"We found that you're six times more likely to have a heart attack during the week after being diagnosed with influenza, compared to the year before or after the infection," lead study author Dr. Jeff Kwong tells NPR. Kwong's team analyzed 364 heart attack hospitalizations during the course of the study, and 20 of those patients had a heart attack in the seven days following a flu diagnosis — in a random seven-day span, the average was three patients. The study authors suggest that the flu exacerbates conditions that make heart attacks more likely. "There's inflammation going on, and your body is under a lot of stress" when you have the flu, Kwong told NPR. Kwong tells NPR that many of the patients who had heart attacks after a flu diagnosis were over 65 years old and had other conditions like high blood pressure and diabetes, so the chances of a healthy young adult having a heart attack because of the flu are low. But young people aren't immune from heart attacks — or the flu.

Men are more likely to have heart attacks, according to The American Heart Association, but about 435,000 women in the U.S. have heart attacks every year.

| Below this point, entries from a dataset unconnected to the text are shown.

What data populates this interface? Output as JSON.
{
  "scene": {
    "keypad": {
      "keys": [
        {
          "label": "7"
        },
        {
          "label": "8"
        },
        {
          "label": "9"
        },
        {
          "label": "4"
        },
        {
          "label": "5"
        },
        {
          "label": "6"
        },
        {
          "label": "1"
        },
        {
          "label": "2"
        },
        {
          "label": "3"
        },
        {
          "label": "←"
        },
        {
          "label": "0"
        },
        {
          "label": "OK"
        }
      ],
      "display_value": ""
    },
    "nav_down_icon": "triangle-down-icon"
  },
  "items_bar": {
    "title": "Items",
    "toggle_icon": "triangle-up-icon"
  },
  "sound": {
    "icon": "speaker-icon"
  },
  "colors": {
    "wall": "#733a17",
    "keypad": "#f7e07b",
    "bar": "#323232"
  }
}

If you're a millennial woman like me, a heart attack may sound like something more likely to affect your parents or grandparents, but we're still susceptible. Young women are at a higher risk for heart attacks if they don't exercise regularly, according to TODAY. The risk is also higher if you're Black, Native American, Mexican-American, or native Hawaiian, or if you have a parent with heart disease, according to the American Heart Association.

Young women are also frequently diagnosed with spontaneous coronary artery dissection, commonly called SCAD. SCAD begins when there's a tear in an artery, which blocks blood flow to the heart and leads to a heart attack, according to WebMD. The condition almost exclusively affects women, and it causes 40 percent of heart attacks in women under 50. It's important to recognize the early signs of a heart attack so you get treatment as soon as you can. If you feel chest pain or tightness, shortness of breath, back or jaw pain and dizziness, it could be a sign that you need to get to a hospital ASAP, per WebMD. Because heart attacks are often deadly, you have to take the symptoms seriously and move quickly.

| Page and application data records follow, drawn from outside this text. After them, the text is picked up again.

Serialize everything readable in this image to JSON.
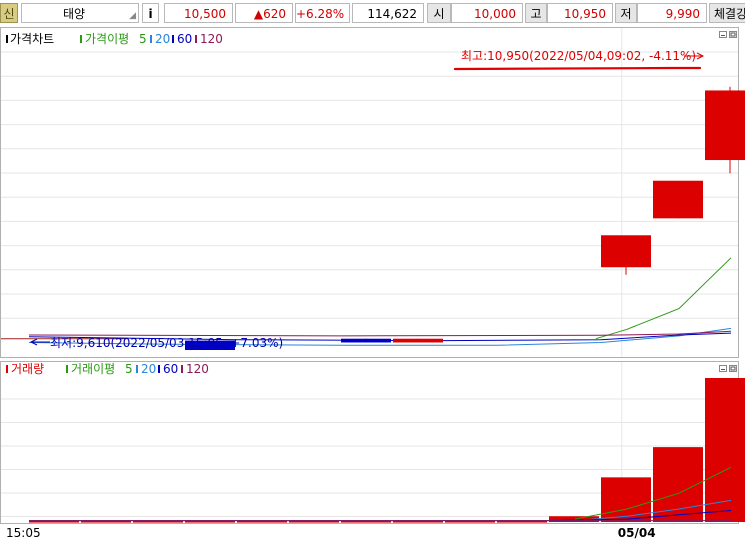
{
  "header": {
    "badge": "신",
    "stock_name": "태양",
    "info_icon": "i",
    "price": "10,500",
    "change": "▲620",
    "change_pct": "+6.28%",
    "volume": "114,622",
    "open_label": "시",
    "open": "10,000",
    "high_label": "고",
    "high": "10,950",
    "low_label": "저",
    "low": "9,990",
    "fill_label": "체결강"
  },
  "price_panel": {
    "legend_main": "가격차트",
    "legend_ma": "가격이평",
    "ma": [
      "5",
      "20",
      "60",
      "120"
    ]
  },
  "volume_panel": {
    "legend_main": "거래량",
    "legend_ma": "거래이평",
    "ma": [
      "5",
      "20",
      "60",
      "120"
    ]
  },
  "colors": {
    "up": "#dd0000",
    "down": "#0000c8",
    "ma5": "#2a9a12",
    "ma20": "#2a86d8",
    "ma60": "#0000c0",
    "ma120": "#8c1a5a",
    "highlight": "#e00000"
  },
  "chart_data": [
    {
      "type": "candlestick",
      "scale": "data units (KRW price); only visible candles recorded",
      "ylim": [
        9550,
        11060
      ],
      "annotations": {
        "high_label": "최고:10,950(2022/05/04,09:02, -4.11%)",
        "low_label": "최저:9,610(2022/05/03,15:05, +7.03%)"
      },
      "candles": [
        {
          "slot": 3,
          "open": 9600,
          "high": 9600,
          "low": 9550,
          "close": 9550
        },
        {
          "slot": 6,
          "open": 9610,
          "high": 9610,
          "low": 9590,
          "close": 9590
        },
        {
          "slot": 7,
          "open": 9590,
          "high": 9610,
          "low": 9590,
          "close": 9610
        },
        {
          "slot": 11,
          "open": 9990,
          "high": 10120,
          "low": 9950,
          "close": 10160
        },
        {
          "slot": 12,
          "open": 10250,
          "high": 10380,
          "low": 10250,
          "close": 10450
        },
        {
          "slot": 13,
          "open": 10560,
          "high": 10950,
          "low": 10490,
          "close": 10930
        }
      ],
      "ma_series": [
        {
          "key": "ma5",
          "name": "5",
          "points": [
            [
              10.9,
              9610
            ],
            [
              11.5,
              9660
            ],
            [
              12.5,
              9770
            ],
            [
              13.5,
              10040
            ]
          ]
        },
        {
          "key": "ma20",
          "name": "20",
          "points": [
            [
              0,
              9590
            ],
            [
              3,
              9580
            ],
            [
              6,
              9575
            ],
            [
              9,
              9575
            ],
            [
              11,
              9590
            ],
            [
              12.5,
              9625
            ],
            [
              13.5,
              9665
            ]
          ]
        },
        {
          "key": "ma60",
          "name": "60",
          "points": [
            [
              0,
              9620
            ],
            [
              4,
              9605
            ],
            [
              8,
              9600
            ],
            [
              11,
              9605
            ],
            [
              12.5,
              9630
            ],
            [
              13.5,
              9640
            ]
          ]
        },
        {
          "key": "ma120",
          "name": "120",
          "points": [
            [
              0,
              9630
            ],
            [
              6,
              9625
            ],
            [
              11,
              9628
            ],
            [
              12.5,
              9635
            ],
            [
              13.5,
              9650
            ]
          ]
        }
      ],
      "baseline_price": 9610
    },
    {
      "type": "bar",
      "scale": "relative volume, 0-100 (no axis values printed)",
      "ylim": [
        0,
        100
      ],
      "values": [
        {
          "slot": 0,
          "value": 1
        },
        {
          "slot": 1,
          "value": 1
        },
        {
          "slot": 2,
          "value": 1
        },
        {
          "slot": 3,
          "value": 1
        },
        {
          "slot": 4,
          "value": 1
        },
        {
          "slot": 5,
          "value": 1
        },
        {
          "slot": 6,
          "value": 1
        },
        {
          "slot": 7,
          "value": 1
        },
        {
          "slot": 8,
          "value": 1
        },
        {
          "slot": 9,
          "value": 1
        },
        {
          "slot": 10,
          "value": 4
        },
        {
          "slot": 11,
          "value": 31
        },
        {
          "slot": 12,
          "value": 52
        },
        {
          "slot": 13,
          "value": 100
        }
      ],
      "ma_series": [
        {
          "key": "ma5",
          "name": "5",
          "points": [
            [
              10.5,
              2
            ],
            [
              11.5,
              9
            ],
            [
              12.5,
              20
            ],
            [
              13.5,
              38
            ]
          ]
        },
        {
          "key": "ma20",
          "name": "20",
          "points": [
            [
              10.5,
              1
            ],
            [
              11.5,
              4
            ],
            [
              12.5,
              9
            ],
            [
              13.5,
              15
            ]
          ]
        },
        {
          "key": "ma60",
          "name": "60",
          "points": [
            [
              0,
              1
            ],
            [
              10,
              1
            ],
            [
              11.5,
              2
            ],
            [
              12.5,
              5
            ],
            [
              13.5,
              8
            ]
          ]
        },
        {
          "key": "ma120",
          "name": "120",
          "points": [
            [
              0,
              1
            ],
            [
              13.5,
              1
            ]
          ]
        }
      ]
    }
  ],
  "x_axis": {
    "ticks": [
      {
        "label": "15:05",
        "pos": 0
      },
      {
        "label": "05/04",
        "pos": 11.4,
        "bold": true
      }
    ]
  }
}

Even though the chances of a young person developing a heart attack after getting the flu are low, you should still do everything you can to avoid the illness. The CDC says to get a flu shot, wash your hands often and avoid spending time with people who have the flu. In Kwong's NPR interview, he echoed the CDC's recommendations. "If we can reduce the risk of influenza infection, then we should reduce the risk of heart attacks," he told the news organization. Now that we know that influenza and heart attacks are linked, getting a flu shot and taking preventative measures is even more relevant. You may not experience any serious flu complications, but if you expose an older person to the illness, they could be in danger. If you've been putting off your flu shot, now's the time to get it. It could save a life.